If condensation from temperature changes might be a problem, fill the raceway with a material approved by the AHJ to prevent the circulation of warm air to a colder section of the raceway or sleeve [300.7(A)]. An explosionproof seal isn't required for this purpose (Fig. 3 above).

You must provide raceways with expansion fittings where necessary to compensate for thermal expansion and contraction [300.7(B)]. Table 352.44(A) provides the expansion characteristics for PVC rigid nonmetallic conduit. To determine the expansion characteristics for metal raceways (EMT, IMC, and RMC), multiply the values from Table 352.44(A) by a multiplier of 0.20 [300.7(B) FPN].

If you use an expansion fitting with a metal raceway, you must use a bonding jumper to maintain the equipment-grounding path (250.98). Join all metal raceways, cable, boxes, fittings, cabinets, and enclosures to form a continuous low-impedance ground-fault current path (300.10). The ground-fault current path must have adequate capacity to carry any fault likely to be imposed on it [110.10, 250.4(A)(3), and 250.122].

Raceways are designed for the exclusive use of electrical conductors and cables, and can't contain nonelectrical components, such as lines for steam, water, or gas. Raceways and cable sheaths must be mechanically continuous between terminations (300.12). However, the Code doesn't require short lengths of metal raceways used for cable protection or support to be electrically continuous, mechanically continuous, or bonded.

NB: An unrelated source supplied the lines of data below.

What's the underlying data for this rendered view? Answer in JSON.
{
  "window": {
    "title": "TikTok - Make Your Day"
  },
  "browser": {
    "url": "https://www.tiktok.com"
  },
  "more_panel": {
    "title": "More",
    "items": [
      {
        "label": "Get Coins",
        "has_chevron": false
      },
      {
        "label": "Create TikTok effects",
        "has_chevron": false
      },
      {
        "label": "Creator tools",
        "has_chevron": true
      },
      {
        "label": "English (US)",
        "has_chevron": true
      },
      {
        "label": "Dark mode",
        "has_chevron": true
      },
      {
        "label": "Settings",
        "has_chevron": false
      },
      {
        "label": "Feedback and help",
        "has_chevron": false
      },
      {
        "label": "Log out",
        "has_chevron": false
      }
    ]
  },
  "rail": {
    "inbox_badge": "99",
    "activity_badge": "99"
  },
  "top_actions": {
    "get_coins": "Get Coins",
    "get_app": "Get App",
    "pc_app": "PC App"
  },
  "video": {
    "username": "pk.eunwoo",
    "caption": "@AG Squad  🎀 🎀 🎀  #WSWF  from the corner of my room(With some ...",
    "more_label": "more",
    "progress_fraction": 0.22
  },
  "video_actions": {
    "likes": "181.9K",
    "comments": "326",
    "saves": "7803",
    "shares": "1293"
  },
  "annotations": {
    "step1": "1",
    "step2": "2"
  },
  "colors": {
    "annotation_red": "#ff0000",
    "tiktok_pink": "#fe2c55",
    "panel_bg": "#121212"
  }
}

Securely fasten in place raceways, cable assemblies, boxes, cabinets, and fittings. You can't use ceiling support wires or the ceiling grid to support raceways or cables.

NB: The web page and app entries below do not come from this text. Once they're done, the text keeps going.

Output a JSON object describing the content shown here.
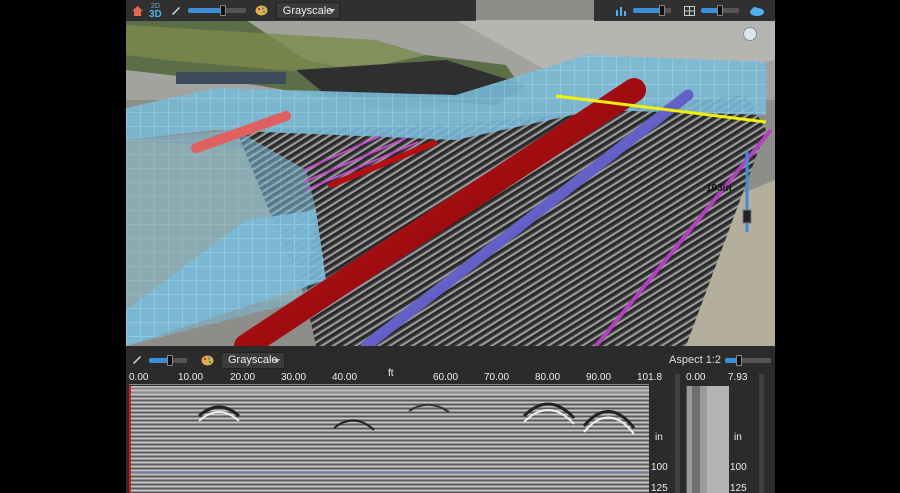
{
  "toolbar": {
    "view_toggle_top": "2D",
    "view_toggle_bottom": "3D",
    "colormap": "Grayscale"
  },
  "overlay": {
    "depth_badge": "103in"
  },
  "panel": {
    "colormap": "Grayscale",
    "aspect_label": "Aspect 1:2",
    "ruler_unit": "ft",
    "ruler_ticks": [
      "0.00",
      "10.00",
      "20.00",
      "30.00",
      "40.00",
      "60.00",
      "70.00",
      "80.00",
      "90.00",
      "101.8"
    ],
    "side_ruler_ticks": [
      "0.00",
      "7.93"
    ],
    "depth_unit": "in",
    "depth_labels": [
      "100",
      "125"
    ],
    "side_depth_unit": "in",
    "side_depth_labels": [
      "100",
      "125"
    ]
  },
  "colors": {
    "accent": "#3a8fd8",
    "pipe_red": "#b40f12",
    "pipe_blue": "#5a57c8",
    "pipe_magenta": "#b240c0",
    "marker_yellow": "#f2f200",
    "wall": "#7fbfdc"
  },
  "icons": {
    "home": "home-icon",
    "layers": "layers-icon",
    "palette": "palette-icon",
    "chart": "bar-chart-icon",
    "grid": "grid-icon",
    "cloud": "cloud-icon",
    "compass": "compass-icon"
  },
  "sliders": {
    "top_opacity": 0.6,
    "right_a": 0.75,
    "right_b": 0.5,
    "panel_opacity": 0.55,
    "aspect": 0.3,
    "depth_handle": 0.55
  }
}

You can support electrical wiring within the cavity of a floor-ceiling or roof-ceiling assembly to independent support wires that are secured at each end. If this cavity is fire-rated, the support wires must be distinguishable from the suspended ceiling support wires by color, tagging, or other effective means. If this cavity isn't fire-rated, the support wires don't have to be distinguishable from the suspended ceiling support wires. You can support outlet boxes [314.23(D)] and luminaires to the suspended ceiling if you securely fasten them to the ceiling-framing member [410.16(C)].

You can't use raceways to support other raceways, cables, or equipment. However, you can support Class 2 and 3 cables with the raceway that supplies power to the equipment controlled by the circuit. Because Class 2 and 3 cables can't be installed in the same raceway with the power conductors [725.55(A)], the next best thing is to attach them to the raceway (725.58 and Fig. 4 on page 50).

You can't use type AC, NM, or MC cable to support other cables, raceways, or nonelectrical equipment. However, you can use raceways to support threaded boxes, conduit bodies [314.23(E) and (F)], and luminaires [410.16(F)].

If the vertical rise of a raceway exceeds the values of Table 300.19(A), support the conductors at the top or as close to the top as practical. The weight of long vertical runs of conductors can cause the conductors to drop out of the raceway if you don't secure them properly. In several instances, conductors located in a vertical raceway were released from the pulling basket (at the top) and fell down and out of the raceway.

You must install electrical circuits and equipment in a way that doesn't substantially increase the possible spread of fire or products of combustion. This means sealing openings in fire-rated walls, floors, and ceilings for electrical equipment. Use fire-stop material listed for the specific types of wiring methods and construction structures.

In general, you must keep wiring and air handling separate, but you can wire in environmental air space under certain conditions listed in 300.21(C). The NEC doesn't place any restrictions on wiring methods in spaces not used for environmental air-handling purposes, so you can use nonplenum cables in those locations.

The primary benefit of following the requirements of Art. 300 is the safeguarding of people and property. But these requirements also reduce conductor failure rates and increase operational efficiency. For power quality problem prevention, the requirements of Art. 300 rank second only to those of Art. 250.